- _Task to complete_
Work out how many lines of the listing hold "JSON", then state only that count.
^^^^^^^^^^^^^^^^
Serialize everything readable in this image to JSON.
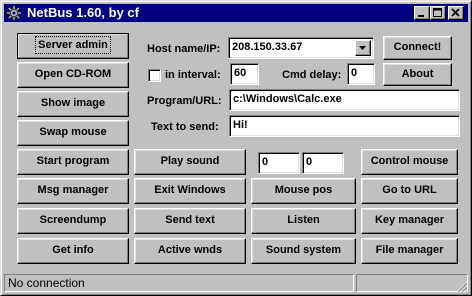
{
  "window": {
    "title": "NetBus 1.60, by cf",
    "icons": {
      "app": "netbus-gear-icon",
      "minimize": "minimize-icon",
      "maximize": "maximize-icon",
      "close": "close-icon"
    }
  },
  "connection": {
    "host_label": "Host name/IP:",
    "host_value": "208.150.33.67",
    "connect_label": "Connect!",
    "interval_label": "in interval:",
    "interval_checked": false,
    "interval_value": "60",
    "cmd_delay_label": "Cmd delay:",
    "cmd_delay_value": "0",
    "about_label": "About",
    "program_label": "Program/URL:",
    "program_value": "c:\\Windows\\Calc.exe",
    "text_label": "Text to send:",
    "text_value": "Hi!"
  },
  "left_buttons": {
    "server_admin": "Server admin",
    "open_cdrom": "Open CD-ROM",
    "show_image": "Show image",
    "swap_mouse": "Swap mouse"
  },
  "grid": {
    "start_program": "Start program",
    "play_sound": "Play sound",
    "coord_x": "0",
    "coord_y": "0",
    "control_mouse": "Control mouse",
    "msg_manager": "Msg manager",
    "exit_windows": "Exit Windows",
    "mouse_pos": "Mouse pos",
    "go_to_url": "Go to URL",
    "screendump": "Screendump",
    "send_text": "Send text",
    "listen": "Listen",
    "key_manager": "Key manager",
    "get_info": "Get info",
    "active_wnds": "Active wnds",
    "sound_system": "Sound system",
    "file_manager": "File manager"
  },
  "status": {
    "text": "No connection"
  }
}
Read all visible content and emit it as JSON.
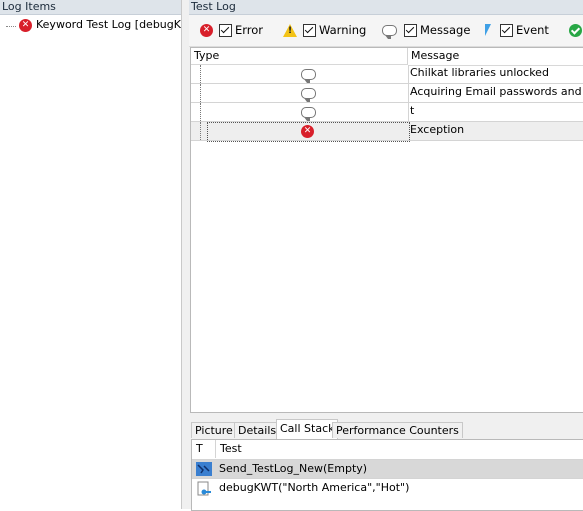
{
  "left_panel": {
    "title": "Log Items",
    "tree_item_label": "Keyword Test Log [debugK..."
  },
  "right_panel": {
    "title": "Test Log",
    "toolbar": {
      "error_label": "Error",
      "warning_label": "Warning",
      "message_label": "Message",
      "event_label": "Event"
    },
    "grid": {
      "col_type": "Type",
      "col_message": "Message",
      "rows": [
        {
          "icon": "message-icon",
          "message": "Chilkat libraries unlocked"
        },
        {
          "icon": "message-icon",
          "message": "Acquiring Email passwords and applic"
        },
        {
          "icon": "message-icon",
          "message": "t"
        },
        {
          "icon": "error-icon",
          "message": "Exception"
        }
      ]
    },
    "tabs": [
      "Picture",
      "Details",
      "Call Stack",
      "Performance Counters"
    ],
    "active_tab": "Call Stack",
    "call_stack": {
      "col_t": "T",
      "col_test": "Test",
      "rows": [
        {
          "icon": "script-icon",
          "text": "Send_TestLog_New(Empty)"
        },
        {
          "icon": "keyword-test-icon",
          "text": "debugKWT(\"North America\",\"Hot\")"
        }
      ]
    }
  },
  "colors": {
    "header_bg": "#dee4ea",
    "error_red": "#d81f2a",
    "warning_yellow": "#f3c316",
    "event_blue": "#3fa0e6",
    "ok_green": "#28a745"
  }
}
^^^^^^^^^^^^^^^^
- _Response to the exercise_
2